Andrea Kirsh reviews V. S. Gaitonde: Painting as Process, Painting as Life at Guggenheim Museum, New York, on view through February 11, 2015.
Kirsh writes that seeing the show is "imperative for anyone wishing to engage with modern, non-Western art of the 1960s–1990s. Beyond that, it offers an intensely rich vision of the possibilities of painting… Gaitonde’s highly individual technique involved multiple layers of paint, some translucent, others opaque. This resulted in paintings with a seemingly indefinite, mysterious sense of space buried within them, and surfaces that clearly do not tell the entire story. According to the research of Sandhini Poddar, guest curator of the exhibition, Gaitonde applied his paint with palette knives and via a process in which he painted torn pieces of newspaper, which he used to transfer the paint to his canvases, in a process akin to monoprinting.
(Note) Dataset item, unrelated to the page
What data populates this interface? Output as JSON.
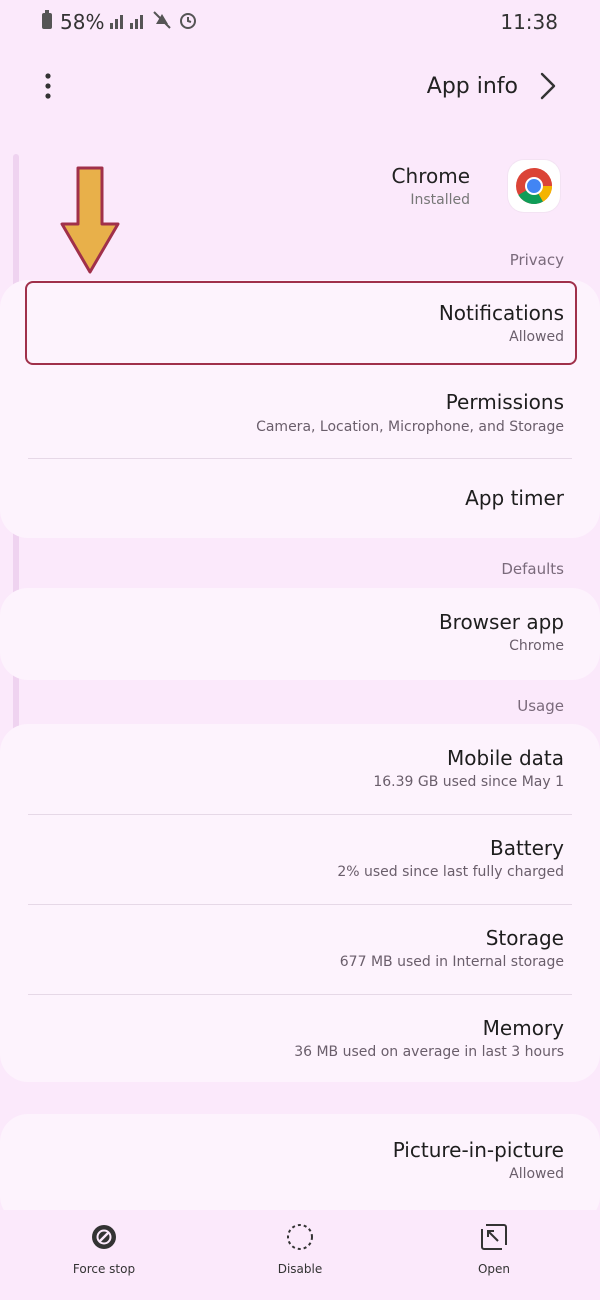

This borrowing of techniques from printmaking to create technically complex paintings characterizes Paul Klee’s work, and is another thing I believe Gaitonde learned from Klee."